### EXERCISE INPUTS:
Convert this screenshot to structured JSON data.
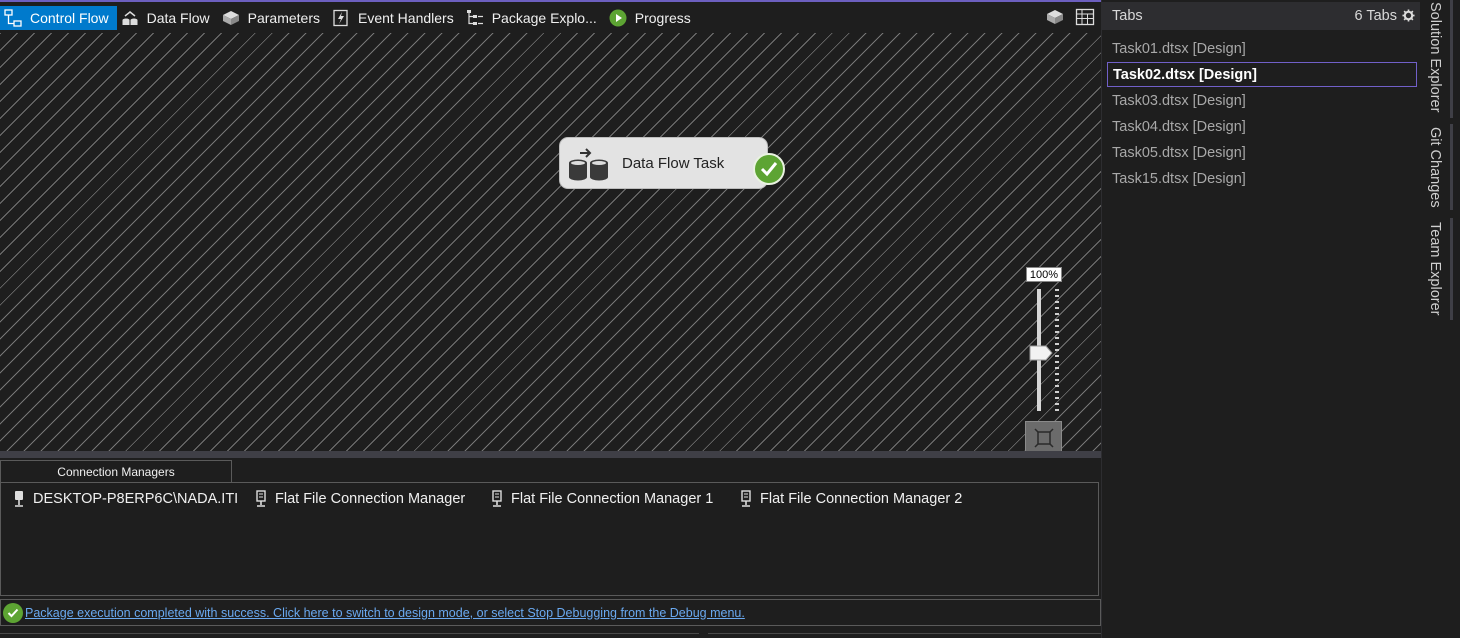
{
  "designer": {
    "tabs": [
      {
        "label": "Control Flow",
        "icon": "control-flow-icon",
        "active": true
      },
      {
        "label": "Data Flow",
        "icon": "data-flow-icon",
        "active": false
      },
      {
        "label": "Parameters",
        "icon": "parameters-icon",
        "active": false
      },
      {
        "label": "Event Handlers",
        "icon": "event-handlers-icon",
        "active": false
      },
      {
        "label": "Package Explo...",
        "icon": "package-explorer-icon",
        "active": false
      },
      {
        "label": "Progress",
        "icon": "progress-icon",
        "active": false
      }
    ],
    "right_icons": [
      "package-parts-icon",
      "variables-grid-icon"
    ]
  },
  "canvas": {
    "task": {
      "label": "Data Flow Task",
      "status": "success",
      "icon": "data-flow-task-icon"
    },
    "zoom": {
      "label": "100%",
      "level_percent": 100
    }
  },
  "connection_managers": {
    "tab_label": "Connection Managers",
    "items": [
      {
        "label": "DESKTOP-P8ERP6C\\NADA.ITI",
        "icon": "ole-db-connection-icon"
      },
      {
        "label": "Flat File Connection Manager",
        "icon": "flat-file-connection-icon"
      },
      {
        "label": "Flat File Connection Manager 1",
        "icon": "flat-file-connection-icon"
      },
      {
        "label": "Flat File Connection Manager 2",
        "icon": "flat-file-connection-icon"
      }
    ]
  },
  "status_bar": {
    "message": "Package execution completed with success. Click here to switch to design mode, or select Stop Debugging from the Debug menu."
  },
  "tabs_panel": {
    "title": "Tabs",
    "count": "6 Tabs",
    "files": [
      {
        "label": "Task01.dtsx [Design]",
        "selected": false
      },
      {
        "label": "Task02.dtsx [Design]",
        "selected": true
      },
      {
        "label": "Task03.dtsx [Design]",
        "selected": false
      },
      {
        "label": "Task04.dtsx [Design]",
        "selected": false
      },
      {
        "label": "Task05.dtsx [Design]",
        "selected": false
      },
      {
        "label": "Task15.dtsx [Design]",
        "selected": false
      }
    ]
  },
  "side_tabs": [
    "Solution Explorer",
    "Git Changes",
    "Team Explorer"
  ],
  "colors": {
    "accent": "#007acc",
    "success": "#5da433",
    "selection_border": "#7160c9",
    "link": "#6aa9f0"
  }
}
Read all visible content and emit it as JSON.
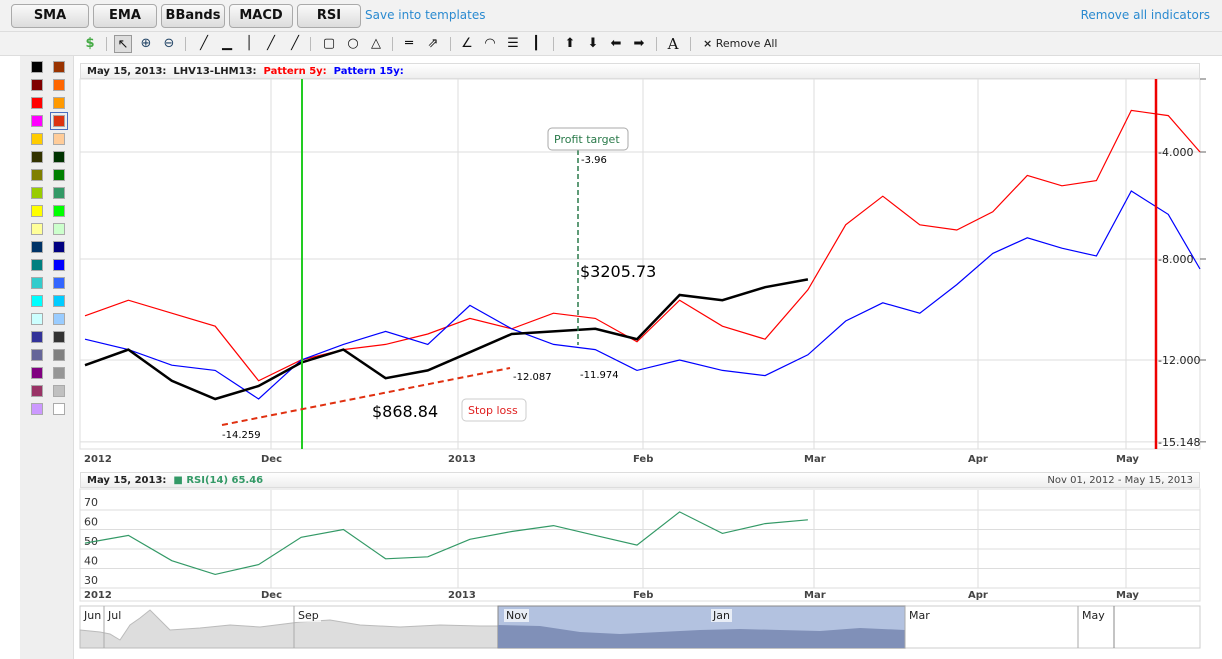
{
  "indicator_buttons": [
    "SMA",
    "EMA",
    "BBands",
    "MACD",
    "RSI"
  ],
  "save_templates": "Save into templates",
  "remove_all_indicators": "Remove all indicators",
  "toolbar": {
    "remove_all": "Remove All",
    "remove_icon": "×",
    "text_tool": "A",
    "dollar": "$"
  },
  "palette": [
    "#000000",
    "#993300",
    "#800000",
    "#ff6600",
    "#ff0000",
    "#ff9900",
    "#ff00ff",
    "#dd3311",
    "#ffcc00",
    "#ffcc99",
    "#333300",
    "#003300",
    "#808000",
    "#008000",
    "#99cc00",
    "#339966",
    "#ffff00",
    "#00ff00",
    "#ffff99",
    "#ccffcc",
    "#003366",
    "#000080",
    "#008080",
    "#0000ff",
    "#33cccc",
    "#3366ff",
    "#00ffff",
    "#00ccff",
    "#ccffff",
    "#99ccff",
    "#333399",
    "#333333",
    "#666699",
    "#808080",
    "#800080",
    "#969696",
    "#993366",
    "#c0c0c0",
    "#cc99ff",
    "#ffffff"
  ],
  "main": {
    "header": {
      "date": "May 15, 2013:",
      "symbol": "LHV13-LHM13:",
      "s1": "Pattern 5y:",
      "s2": "Pattern 15y:"
    },
    "y_ticks": [
      "-4.000",
      "-8.000",
      "-12.000",
      "-15.148"
    ],
    "x_ticks": [
      "2012",
      "Dec",
      "2013",
      "Feb",
      "Mar",
      "Apr",
      "May"
    ],
    "annotations": {
      "low": "-14.259",
      "trend_end": "-12.087",
      "entry": "-11.974",
      "target_val": "-3.96",
      "profit_amt": "$3205.73",
      "loss_amt": "$868.84",
      "stop_loss": "Stop loss",
      "profit_target": "Profit target"
    }
  },
  "rsi": {
    "date": "May 15, 2013:",
    "label": "RSI(14) 65.46",
    "range": "Nov 01, 2012 - May 15, 2013",
    "y_ticks": [
      "70",
      "60",
      "50",
      "40",
      "30"
    ],
    "color": "#339966"
  },
  "navigator": {
    "labels": [
      "Jun",
      "Jul",
      "Sep",
      "Nov",
      "Jan",
      "Mar",
      "May"
    ]
  },
  "chart_data": {
    "type": "line",
    "dates": [
      "2012-11-01",
      "2012-11-08",
      "2012-11-15",
      "2012-11-22",
      "2012-11-29",
      "2012-12-06",
      "2012-12-13",
      "2012-12-20",
      "2012-12-27",
      "2013-01-03",
      "2013-01-10",
      "2013-01-17",
      "2013-01-24",
      "2013-01-31",
      "2013-02-07",
      "2013-02-14",
      "2013-02-21",
      "2013-02-28",
      "2013-03-07",
      "2013-03-14",
      "2013-03-21",
      "2013-03-28",
      "2013-04-04",
      "2013-04-11",
      "2013-04-18",
      "2013-04-25",
      "2013-05-02",
      "2013-05-09",
      "2013-05-15"
    ],
    "series": [
      {
        "name": "Pattern 5y",
        "color": "#ff0000",
        "values": [
          -10.3,
          -9.7,
          -10.2,
          -10.7,
          -12.8,
          -12.0,
          -11.6,
          -11.4,
          -11.0,
          -10.4,
          -10.8,
          -10.2,
          -10.4,
          -11.3,
          -9.7,
          -10.7,
          -11.2,
          -9.3,
          -6.8,
          -5.7,
          -6.8,
          -7.0,
          -6.3,
          -4.9,
          -5.3,
          -5.1,
          -2.4,
          -2.6,
          -4.0
        ]
      },
      {
        "name": "Pattern 15y",
        "color": "#0000ff",
        "values": [
          -11.2,
          -11.6,
          -12.2,
          -12.4,
          -13.5,
          -12.0,
          -11.4,
          -10.9,
          -11.4,
          -9.9,
          -10.8,
          -11.4,
          -11.6,
          -12.4,
          -12.0,
          -12.4,
          -12.6,
          -11.8,
          -10.5,
          -9.8,
          -10.2,
          -9.1,
          -7.9,
          -7.3,
          -7.7,
          -8.0,
          -5.5,
          -6.4,
          -8.5
        ]
      },
      {
        "name": "LHV13-LHM13",
        "color": "#000000",
        "values": [
          -12.2,
          -11.6,
          -12.8,
          -13.5,
          -13.0,
          -12.1,
          -11.6,
          -12.7,
          -12.4,
          -11.7,
          -11.0,
          -10.9,
          -10.8,
          -11.2,
          -9.5,
          -9.7,
          -9.2,
          -8.9
        ]
      }
    ],
    "rsi_values": [
      53,
      57,
      44,
      37,
      42,
      56,
      60,
      45,
      46,
      55,
      59,
      62,
      57,
      52,
      69,
      58,
      63,
      65
    ],
    "ylim": [
      -15.148,
      -1.5
    ],
    "rsi_ylim": [
      27,
      75
    ],
    "grid": true
  }
}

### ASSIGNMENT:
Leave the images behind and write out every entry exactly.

### SOLVED PROBLEM:
Convert this screenshot to structured JSON data.
{
  "designer": {
    "tabs": [
      {
        "label": "Control Flow",
        "icon": "control-flow-icon",
        "active": true
      },
      {
        "label": "Data Flow",
        "icon": "data-flow-icon",
        "active": false
      },
      {
        "label": "Parameters",
        "icon": "parameters-icon",
        "active": false
      },
      {
        "label": "Event Handlers",
        "icon": "event-handlers-icon",
        "active": false
      },
      {
        "label": "Package Explo...",
        "icon": "package-explorer-icon",
        "active": false
      },
      {
        "label": "Progress",
        "icon": "progress-icon",
        "active": false
      }
    ],
    "right_icons": [
      "package-parts-icon",
      "variables-grid-icon"
    ]
  },
  "canvas": {
    "task": {
      "label": "Data Flow Task",
      "status": "success",
      "icon": "data-flow-task-icon"
    },
    "zoom": {
      "label": "100%",
      "level_percent": 100
    }
  },
  "connection_managers": {
    "tab_label": "Connection Managers",
    "items": [
      {
        "label": "DESKTOP-P8ERP6C\\NADA.ITI",
        "icon": "ole-db-connection-icon"
      },
      {
        "label": "Flat File Connection Manager",
        "icon": "flat-file-connection-icon"
      },
      {
        "label": "Flat File Connection Manager 1",
        "icon": "flat-file-connection-icon"
      },
      {
        "label": "Flat File Connection Manager 2",
        "icon": "flat-file-connection-icon"
      }
    ]
  },
  "status_bar": {
    "message": "Package execution completed with success. Click here to switch to design mode, or select Stop Debugging from the Debug menu."
  },
  "tabs_panel": {
    "title": "Tabs",
    "count": "6 Tabs",
    "files": [
      {
        "label": "Task01.dtsx [Design]",
        "selected": false
      },
      {
        "label": "Task02.dtsx [Design]",
        "selected": true
      },
      {
        "label": "Task03.dtsx [Design]",
        "selected": false
      },
      {
        "label": "Task04.dtsx [Design]",
        "selected": false
      },
      {
        "label": "Task05.dtsx [Design]",
        "selected": false
      },
      {
        "label": "Task15.dtsx [Design]",
        "selected": false
      }
    ]
  },
  "side_tabs": [
    "Solution Explorer",
    "Git Changes",
    "Team Explorer"
  ],
  "colors": {
    "accent": "#007acc",
    "success": "#5da433",
    "selection_border": "#7160c9",
    "link": "#6aa9f0"
  }
}
Read all visible content and emit it as JSON.
{
  "indicator_buttons": [
    "SMA",
    "EMA",
    "BBands",
    "MACD",
    "RSI"
  ],
  "save_templates": "Save into templates",
  "remove_all_indicators": "Remove all indicators",
  "toolbar": {
    "remove_all": "Remove All",
    "remove_icon": "×",
    "text_tool": "A",
    "dollar": "$"
  },
  "palette": [
    "#000000",
    "#993300",
    "#800000",
    "#ff6600",
    "#ff0000",
    "#ff9900",
    "#ff00ff",
    "#dd3311",
    "#ffcc00",
    "#ffcc99",
    "#333300",
    "#003300",
    "#808000",
    "#008000",
    "#99cc00",
    "#339966",
    "#ffff00",
    "#00ff00",
    "#ffff99",
    "#ccffcc",
    "#003366",
    "#000080",
    "#008080",
    "#0000ff",
    "#33cccc",
    "#3366ff",
    "#00ffff",
    "#00ccff",
    "#ccffff",
    "#99ccff",
    "#333399",
    "#333333",
    "#666699",
    "#808080",
    "#800080",
    "#969696",
    "#993366",
    "#c0c0c0",
    "#cc99ff",
    "#ffffff"
  ],
  "main": {
    "header": {
      "date": "May 15, 2013:",
      "symbol": "LHV13-LHM13:",
      "s1": "Pattern 5y:",
      "s2": "Pattern 15y:"
    },
    "y_ticks": [
      "-4.000",
      "-8.000",
      "-12.000",
      "-15.148"
    ],
    "x_ticks": [
      "2012",
      "Dec",
      "2013",
      "Feb",
      "Mar",
      "Apr",
      "May"
    ],
    "annotations": {
      "low": "-14.259",
      "trend_end": "-12.087",
      "entry": "-11.974",
      "target_val": "-3.96",
      "profit_amt": "$3205.73",
      "loss_amt": "$868.84",
      "stop_loss": "Stop loss",
      "profit_target": "Profit target"
    }
  },
  "rsi": {
    "date": "May 15, 2013:",
    "label": "RSI(14) 65.46",
    "range": "Nov 01, 2012 - May 15, 2013",
    "y_ticks": [
      "70",
      "60",
      "50",
      "40",
      "30"
    ],
    "color": "#339966"
  },
  "navigator": {
    "labels": [
      "Jun",
      "Jul",
      "Sep",
      "Nov",
      "Jan",
      "Mar",
      "May"
    ]
  },
  "chart_data": {
    "type": "line",
    "dates": [
      "2012-11-01",
      "2012-11-08",
      "2012-11-15",
      "2012-11-22",
      "2012-11-29",
      "2012-12-06",
      "2012-12-13",
      "2012-12-20",
      "2012-12-27",
      "2013-01-03",
      "2013-01-10",
      "2013-01-17",
      "2013-01-24",
      "2013-01-31",
      "2013-02-07",
      "2013-02-14",
      "2013-02-21",
      "2013-02-28",
      "2013-03-07",
      "2013-03-14",
      "2013-03-21",
      "2013-03-28",
      "2013-04-04",
      "2013-04-11",
      "2013-04-18",
      "2013-04-25",
      "2013-05-02",
      "2013-05-09",
      "2013-05-15"
    ],
    "series": [
      {
        "name": "Pattern 5y",
        "color": "#ff0000",
        "values": [
          -10.3,
          -9.7,
          -10.2,
          -10.7,
          -12.8,
          -12.0,
          -11.6,
          -11.4,
          -11.0,
          -10.4,
          -10.8,
          -10.2,
          -10.4,
          -11.3,
          -9.7,
          -10.7,
          -11.2,
          -9.3,
          -6.8,
          -5.7,
          -6.8,
          -7.0,
          -6.3,
          -4.9,
          -5.3,
          -5.1,
          -2.4,
          -2.6,
          -4.0
        ]
      },
      {
        "name": "Pattern 15y",
        "color": "#0000ff",
        "values": [
          -11.2,
          -11.6,
          -12.2,
          -12.4,
          -13.5,
          -12.0,
          -11.4,
          -10.9,
          -11.4,
          -9.9,
          -10.8,
          -11.4,
          -11.6,
          -12.4,
          -12.0,
          -12.4,
          -12.6,
          -11.8,
          -10.5,
          -9.8,
          -10.2,
          -9.1,
          -7.9,
          -7.3,
          -7.7,
          -8.0,
          -5.5,
          -6.4,
          -8.5
        ]
      },
      {
        "name": "LHV13-LHM13",
        "color": "#000000",
        "values": [
          -12.2,
          -11.6,
          -12.8,
          -13.5,
          -13.0,
          -12.1,
          -11.6,
          -12.7,
          -12.4,
          -11.7,
          -11.0,
          -10.9,
          -10.8,
          -11.2,
          -9.5,
          -9.7,
          -9.2,
          -8.9
        ]
      }
    ],
    "rsi_values": [
      53,
      57,
      44,
      37,
      42,
      56,
      60,
      45,
      46,
      55,
      59,
      62,
      57,
      52,
      69,
      58,
      63,
      65
    ],
    "ylim": [
      -15.148,
      -1.5
    ],
    "rsi_ylim": [
      27,
      75
    ],
    "grid": true
  }
}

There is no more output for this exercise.